Obama will send condolence letters for military suicides

President Obama will start sending condolence letters to the families of service members who commit suicide while deployed, a reversal of longstanding but unwritten government policy, the White House said Wednesday.

In a statement released by the White House, Obama said he had "decided to reverse a long-standing policy of not sending condolence letters to the families of service members who commit suicide while deployed to a combat zone."

The president called the issue "emotional, painful, and complicated," and said his decision was not made "lightly" but came "after a difficult and exhaustive review of the former policy."

"They didn’t die because they were weak. And the fact that they didn’t get the help they needed must change," the president said.

The policy reversal comes after a months-long review by the administration following emotional lobbying by several military families. 

In May, leaders of the Senate Military Family Caucus, Barbara BoxerBarbara Levy BoxerHillicon Valley: Ocasio-Cortez clashes with former Dem senator over gig worker bill | Software engineer indicted over Capital One breach | Lawmakers push Amazon to remove unsafe products Ocasio-Cortez blasts former Dem senator for helping Lyft fight gig worker bill Only four Dem senators have endorsed 2020 candidates MORE (D-Calif.) and Richard BurrRichard Mauze BurrBlood cancer patients deserve equal access to the cure Senate Intelligence report triggers new calls for action on election security Senate Intel report urges action to prevent Russian meddling in 2020 election MORE (R-N.C.), spearheaded a letter to the president urging him to make the change.

"Perpetuating a policy that denies condolence letters to families of service members who die by suicide only serves to reinforce this stigma by overshadowing the contributions of an individual's life with the unfortunate nature of his or her death," the letter stated. "In addition, it further alienates families who are already struggling to cope with the death of a loved one. It is simply unacceptable for the United States to be sending the message to these families that somehow their loved ones’ sacrifices are less important."

In the House, Congressional Mental Health Caucus co-chair Grace Napolitano (D-Calif.) has taken the lead on the issue along with Rep. Dan Burton (R-Ind.). The two introduced a resolution on the issue last year and urged Defense Secretary Robert Gates to change the policy in an April 2010 letter.

Suicide rates among soldiers and Marines have been climbing steadily since combat operations began in Afghanistan and Iraq, and now exceed the civilian rate at about 20 suicides per 100,000 troops.

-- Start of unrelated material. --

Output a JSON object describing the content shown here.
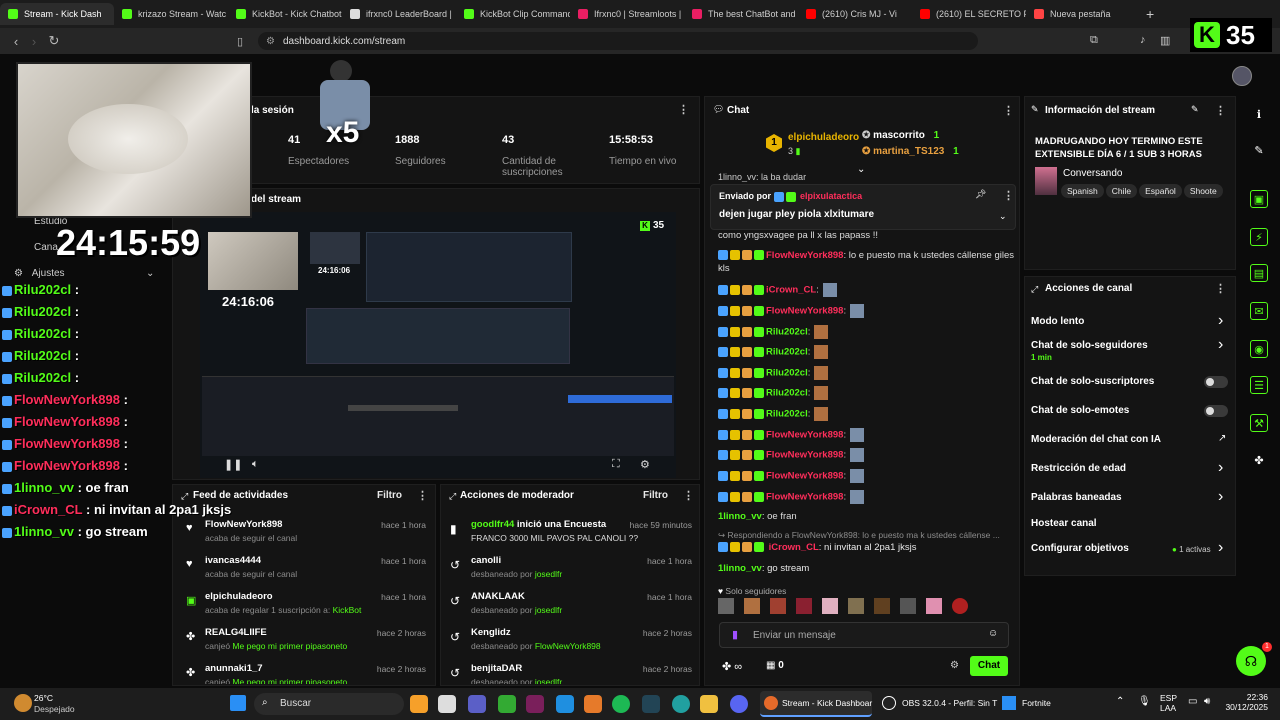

The decision earned immediate praise from mental health advocates.

"This is an important step that can help eliminate the stigma associated with suicide and provide valuable emotional support to families," Mental Health America President and CEO David Shern said in a statement.

Mental Health America's board of directors passed a resolution last year urging the change. The resolution said that "the lack of acknowledgment and condolence from the President can leave these families with an emotional vacuum and a feeling that somehow their sacrifices may not have been as great as others who died while in the military."

Updated at 12:48 p.m.